Timothy Larsen is a member of Robinson+Cole’s Insurance + Reinsurance Group. He focuses his practice on liability and property insurance coverage matters as well as complex insurance and reinsurance issues.
Prior to joining Robinson+Cole, Mr. Larsen was a certified legal intern in the Connecticut Division of Criminal Justice, Danbury Judicial District, where he assisted with cases involving insurance fraud, assault, murder, and larceny. He was also a summer associate at Robinson+Cole. While attending law school, Mr. Larsen served as articles editor of the Connecticut Law Review and represented clients as a member of the University of Connecticut’s Intellectual Property Clinic.
Under New Jersey law, an insurer cannot be held liable for bad faith in denying an insurance claim if the claim is “fairly debatable.” Therefore, unless a plaintiff can establish a right to summary judgment on the underlying cause of action for breach of contract, the coverage denial is considered “fairly debatable” and the court … Continue Reading
Property insurance policies typically require that the insured repair or replace damaged property before recovering on a replacement cost value (RCV) basis. Until then, the insured is entitled only to the actual cash value (ACV) of the damaged property. The U.S. District Court for the District of New Jersey recently decided a case involving the … Continue Reading

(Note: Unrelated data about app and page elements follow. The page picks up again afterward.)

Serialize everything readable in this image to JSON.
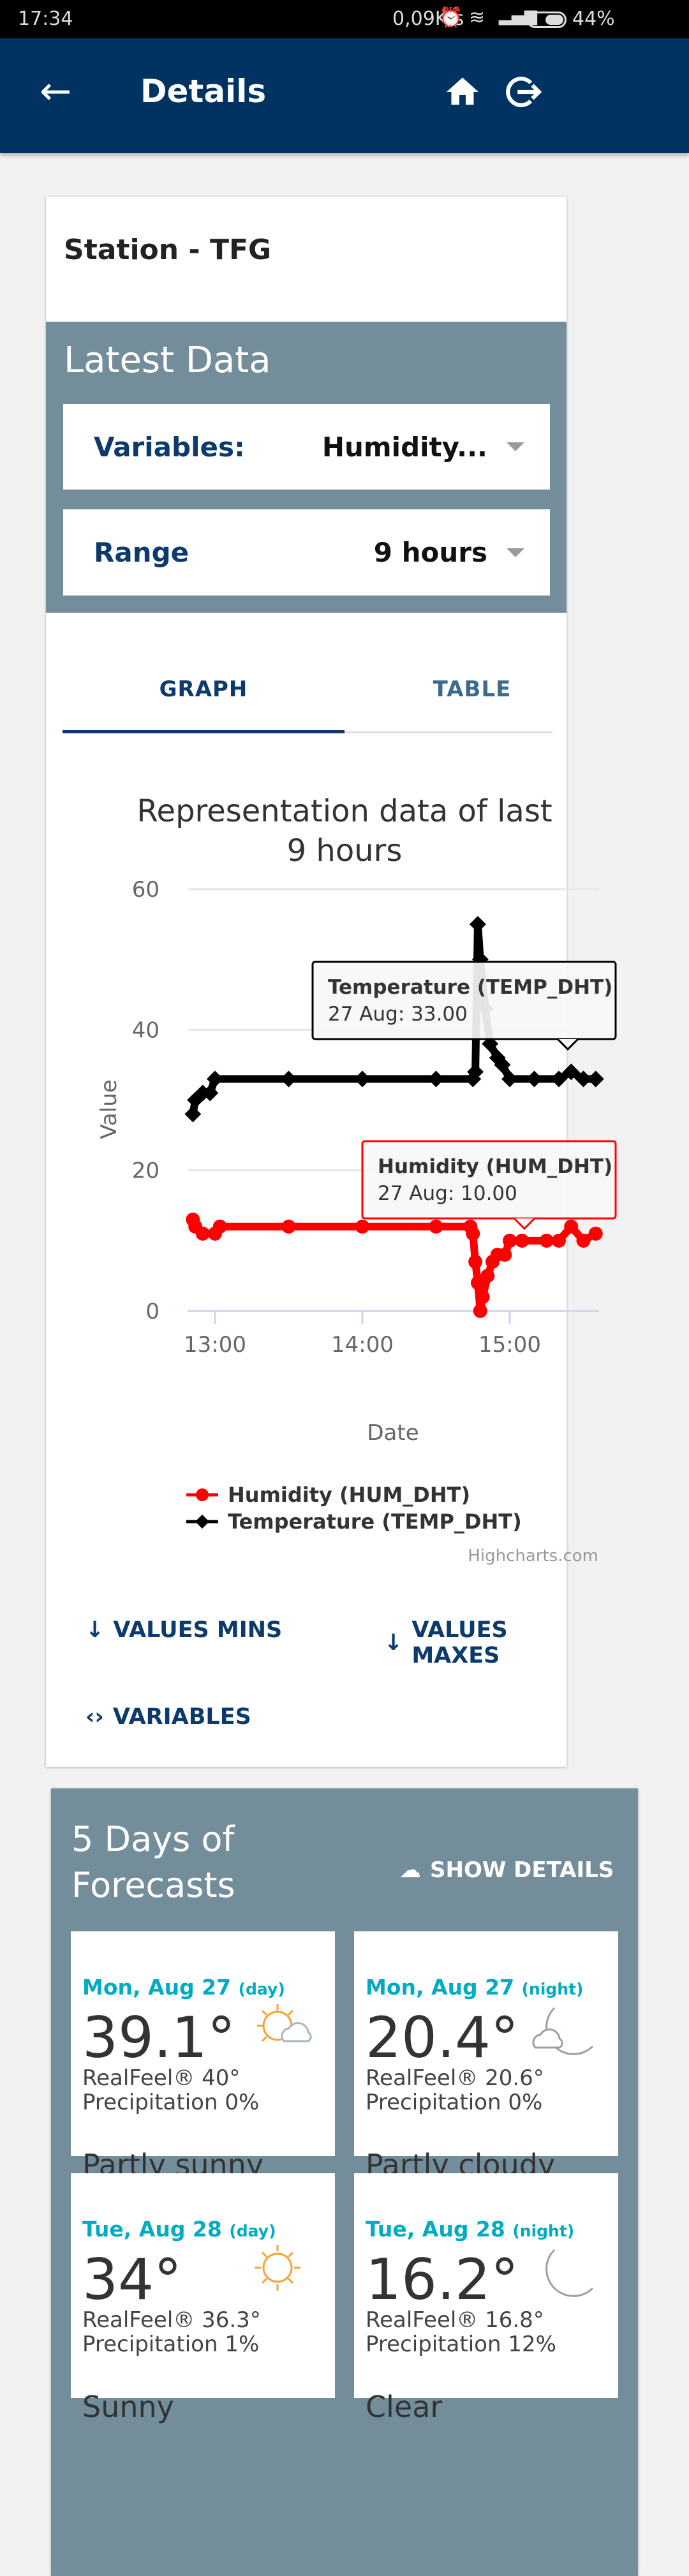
{
  "status_bar": {
    "time": "17:34",
    "speed": "0,09K/s",
    "battery": "44%"
  },
  "app_bar": {
    "title": "Details"
  },
  "station": {
    "title": "Station - TFG"
  },
  "latest": {
    "title": "Latest Data",
    "variables_label": "Variables:",
    "variables_value": "Humidity...",
    "range_label": "Range",
    "range_value": "9 hours"
  },
  "tabs": [
    {
      "label": "GRAPH",
      "active": true
    },
    {
      "label": "TABLE",
      "active": false
    }
  ],
  "chart_data": {
    "type": "line",
    "title_line1": "Representation data of last",
    "title_line2": "9 hours",
    "xlabel": "Date",
    "ylabel": "Value",
    "yticks": [
      "60",
      "40",
      "20",
      "0"
    ],
    "ylim": [
      0,
      60
    ],
    "xticks": [
      "13:00",
      "14:00",
      "15:00"
    ],
    "credit": "Highcharts.com",
    "series": [
      {
        "name": "Humidity (HUM_DHT)",
        "color": "#ff0000",
        "marker": "circle",
        "points": [
          [
            "12:51",
            13
          ],
          [
            "12:52",
            12
          ],
          [
            "12:55",
            11
          ],
          [
            "13:00",
            11
          ],
          [
            "13:02",
            12
          ],
          [
            "13:30",
            12
          ],
          [
            "14:00",
            12
          ],
          [
            "14:30",
            12
          ],
          [
            "14:44",
            12
          ],
          [
            "14:45",
            11
          ],
          [
            "14:46",
            7
          ],
          [
            "14:47",
            4
          ],
          [
            "14:48",
            0
          ],
          [
            "14:49",
            2
          ],
          [
            "14:51",
            5
          ],
          [
            "14:53",
            7
          ],
          [
            "14:55",
            8
          ],
          [
            "14:58",
            8
          ],
          [
            "15:00",
            10
          ],
          [
            "15:05",
            10
          ],
          [
            "15:15",
            10
          ],
          [
            "15:20",
            10
          ],
          [
            "15:25",
            12
          ],
          [
            "15:30",
            10
          ],
          [
            "15:35",
            11
          ]
        ]
      },
      {
        "name": "Temperature (TEMP_DHT)",
        "color": "#000000",
        "marker": "diamond",
        "points": [
          [
            "12:51",
            28
          ],
          [
            "12:52",
            30
          ],
          [
            "12:55",
            31
          ],
          [
            "12:58",
            31
          ],
          [
            "13:00",
            33
          ],
          [
            "13:30",
            33
          ],
          [
            "14:00",
            33
          ],
          [
            "14:30",
            33
          ],
          [
            "14:45",
            33
          ],
          [
            "14:46",
            34
          ],
          [
            "14:47",
            55
          ],
          [
            "14:48",
            50
          ],
          [
            "14:50",
            43
          ],
          [
            "14:52",
            38
          ],
          [
            "14:55",
            36
          ],
          [
            "14:57",
            35
          ],
          [
            "15:00",
            33
          ],
          [
            "15:10",
            33
          ],
          [
            "15:20",
            33
          ],
          [
            "15:25",
            34
          ],
          [
            "15:30",
            33
          ],
          [
            "15:35",
            33
          ]
        ]
      }
    ],
    "tooltips": [
      {
        "series": "Temperature (TEMP_DHT)",
        "text": "27 Aug: 33.00",
        "border": "#000000"
      },
      {
        "series": "Humidity (HUM_DHT)",
        "text": "27 Aug: 10.00",
        "border": "#ff0000"
      }
    ]
  },
  "actions": {
    "mins": "VALUES MINS",
    "maxes": "VALUES MAXES",
    "variables": "VARIABLES"
  },
  "forecast": {
    "title_line1": "5 Days of",
    "title_line2": "Forecasts",
    "show_details": "SHOW DETAILS",
    "tiles": [
      {
        "date": "Mon, Aug 27",
        "period": "(day)",
        "temp": "39.1°",
        "realfeel": "RealFeel® 40°",
        "precip": "Precipitation 0%",
        "desc": "Partly sunny",
        "icon": "partly-sunny-icon"
      },
      {
        "date": "Mon, Aug 27",
        "period": "(night)",
        "temp": "20.4°",
        "realfeel": "RealFeel® 20.6°",
        "precip": "Precipitation 0%",
        "desc": "Partly cloudy",
        "icon": "partly-cloudy-night-icon"
      },
      {
        "date": "Tue, Aug 28",
        "period": "(day)",
        "temp": "34°",
        "realfeel": "RealFeel® 36.3°",
        "precip": "Precipitation 1%",
        "desc": "Sunny",
        "icon": "sun-icon"
      },
      {
        "date": "Tue, Aug 28",
        "period": "(night)",
        "temp": "16.2°",
        "realfeel": "RealFeel® 16.8°",
        "precip": "Precipitation 12%",
        "desc": "Clear",
        "icon": "moon-icon"
      }
    ]
  },
  "colors": {
    "app_bar": "#003361",
    "panel": "#748d9a",
    "accent": "#0b3a6b",
    "forecast_date": "#00acc1"
  }
}
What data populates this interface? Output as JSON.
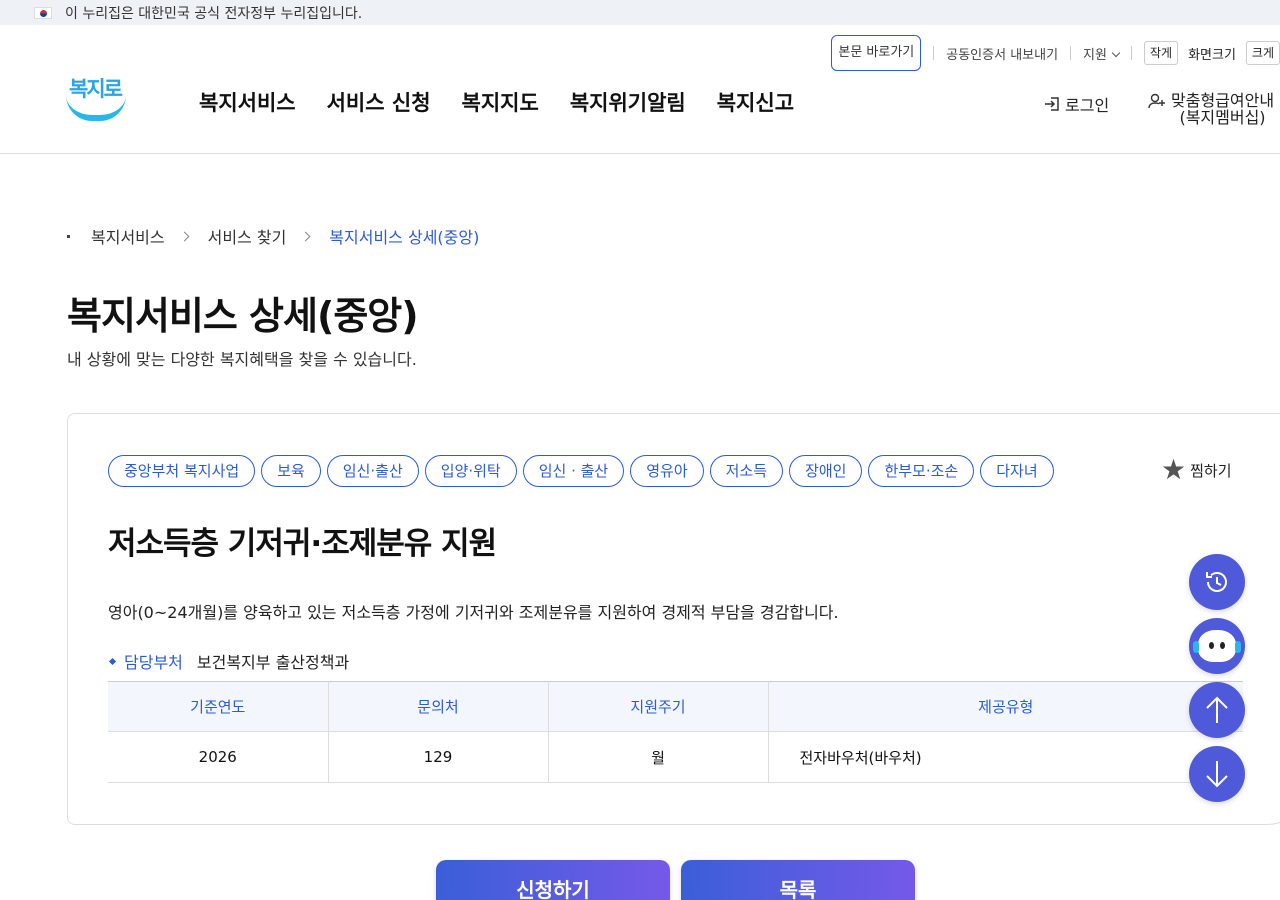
{
  "gov_banner": {
    "text": "이 누리집은 대한민국 공식 전자정부 누리집입니다."
  },
  "utility": {
    "skip_link": "본문 바로가기",
    "cert_export": "공동인증서 내보내기",
    "support": "지원",
    "font_small": "작게",
    "font_size_label": "화면크기",
    "font_large": "크게"
  },
  "header": {
    "logo_text": "복지로",
    "nav": [
      "복지서비스",
      "서비스 신청",
      "복지지도",
      "복지위기알림",
      "복지신고"
    ],
    "login": "로그인",
    "member_line1": "맞춤형급여안내",
    "member_line2": "(복지멤버십)"
  },
  "breadcrumb": {
    "items": [
      "복지서비스",
      "서비스 찾기"
    ],
    "current": "복지서비스 상세(중앙)"
  },
  "page": {
    "title": "복지서비스 상세(중앙)",
    "description": "내 상황에 맞는 다양한 복지혜택을 찾을 수 있습니다."
  },
  "service": {
    "tags": [
      "중앙부처 복지사업",
      "보육",
      "임신·출산",
      "입양·위탁",
      "임신 · 출산",
      "영유아",
      "저소득",
      "장애인",
      "한부모·조손",
      "다자녀"
    ],
    "favorite": "찜하기",
    "title": "저소득층 기저귀·조제분유 지원",
    "description": "영아(0~24개월)를 양육하고 있는 저소득층 가정에 기저귀와 조제분유를 지원하여 경제적 부담을 경감합니다.",
    "dept_label": "담당부처",
    "dept_value": "보건복지부 출산정책과",
    "table": {
      "headers": [
        "기준연도",
        "문의처",
        "지원주기",
        "제공유형"
      ],
      "row": [
        "2026",
        "129",
        "월",
        "전자바우처(바우처)"
      ]
    }
  },
  "floating": [
    "history-icon",
    "chatbot-icon",
    "scroll-top-icon",
    "scroll-bottom-icon"
  ],
  "actions": {
    "apply": "신청하기",
    "list": "목록"
  },
  "colors": {
    "accent": "#2c5bd6",
    "fab": "#4e5ad9"
  }
}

Insurers retain outside counsel during claim investigations for a variety of reasons, including, among others, providing coverage advice, assisting in reviewing and responding to communications with insureds that have legal implications, and providing settlement recommendations. When coverage disputes arise, policyholders often seek the production of these pre-suit communications, arguing that outside counsel was merely performing … Continue Reading
The United States District Court for the District of Connecticut recently reaffirmed its ruling that the term “collapse,” as defined by a homeowners insurance policy, is unambiguous and that the policy in question did not provide coverage for the alleged “cracking” and/or “bulging” of the insureds’ foundation walls. In Alexander v. Gen. Ins. Co. of … Continue Reading